I am 22 years old, living in the UK and suffering ongoing depression and anxiety. Every day I really struggle to find the motivation to get out of bed, and normally results in me getting pushed/pulled out of bed by my boyfriend or mum. I then rush to get ready and try to make it to work on time. Some people question why I look so tired and exhausted in the morning. If they only knew that I feel like I fight a losing battle before 9am every day, then they might understand why.
Other symptoms of depression I suffer are: feelings of worthlessness; hopelessness; low mood; negative thoughts; feeling angry/irritable; lack of concentration and self-esteem; excessive crying and emotion; fatigue; lack of interest in things I used to like; changes in sleep patterns; the list goes on and on.
I first suffered depression at the age of 17 when I struggled with school work at college. At the time, it felt like the lowest point of my life and I was too young and too busy to even begin to understand what was happening inside my head. I was a changed human being when 6 months later I took some time away and was finally relieved of my depressive symptoms.

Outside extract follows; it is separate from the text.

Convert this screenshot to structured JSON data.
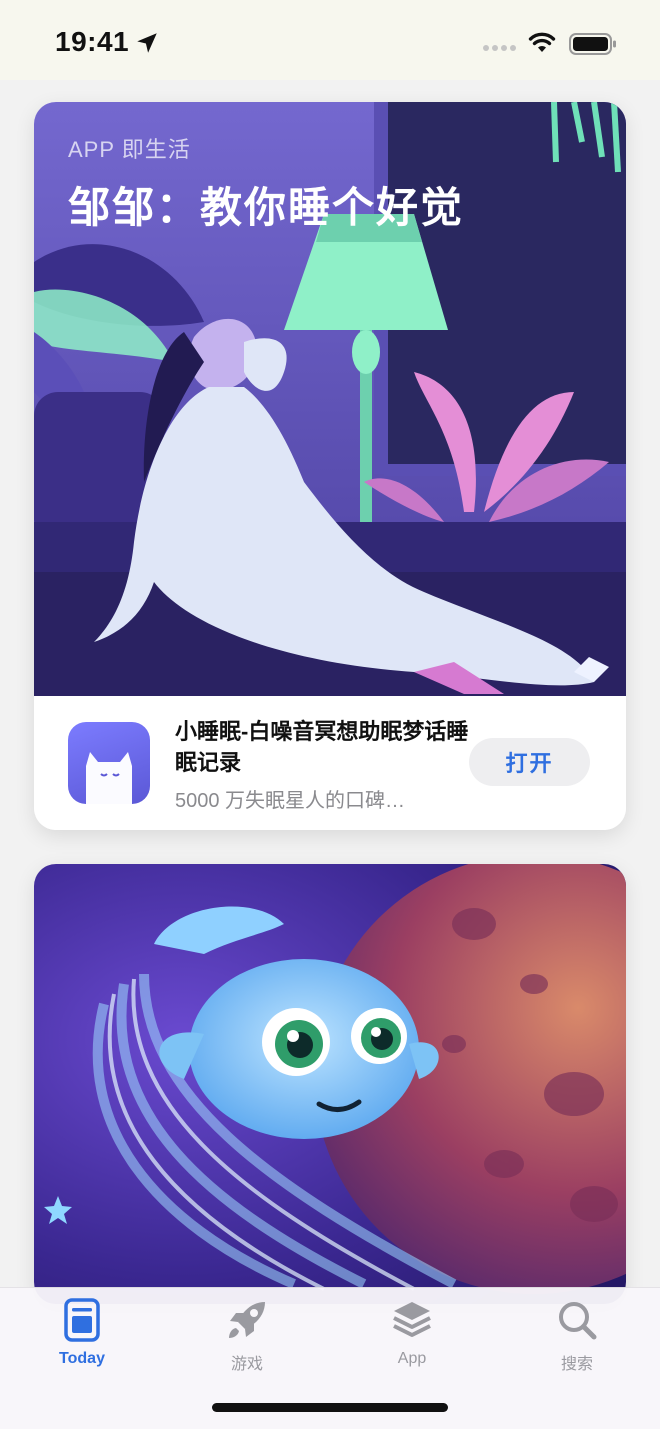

I never knew it would come back though. In the autumn of 2014 I got a new job that I had wanted for ages and was so happy for the weeks leading up to it. I started my job, I loved it and everything was dandy. As time passed, I felt myself reflect more and more on life and focus on all the things I hadn’t achieved yet. I felt my low mood grow and negative thoughts set in. By winter of 2014 I was yet again googling ‘depression’ and wondering what I had done wrong to deserve this.
A year on, I have come to terms with my mental health and it is incredible how acceptance of something can change your perspective. I have researched into my symptoms a lot more and understand that I am not alone in my experiences. Having seen my doctor to discuss medication and enrolled on a therapy course, I am partway to controlling my condition.
However, depression is only part of it. Coupled with anxiety, I feel like an absolute train-wreck. For as long as I can remember I’ve hated doing things independently, and never liked being alone when I was a child, teen and even young adult. For a while this seemed normal but as I got older I realised that I had to do more independent things like go in a shop and pay for something, or fill up my car with petrol. These things fill me with dread and I often put them off for as long as possible. Speaking to a shop assistant will make me sweat; shake; and my legs will turn to jelly. I overthink everything and fear that I will say something wrong or do something stupid in front of someone. Socially, I’m a nightmare if I’m in a room full of complete strangers. For these reasons I very rarely go out on my own.
This is only an introduction into how I feel, and I am going to be blogging more in-depth about different areas of my condition.
One last thing: watch this video. These 4 minutes can instantly give you an insight into how tough depression is.
Thanks for reading.
“[Depression] operates within you. You do not operate within it. It may be a dark cloud passing across the sky but – if that is the metaphor – then you are the sky. You were there before it. And the cloud can’t exist without the sky, but the sky can exist without the cloud.”
Matt Haig, author. (Read his brilliant book ‘Reasons To Stay Alive’.)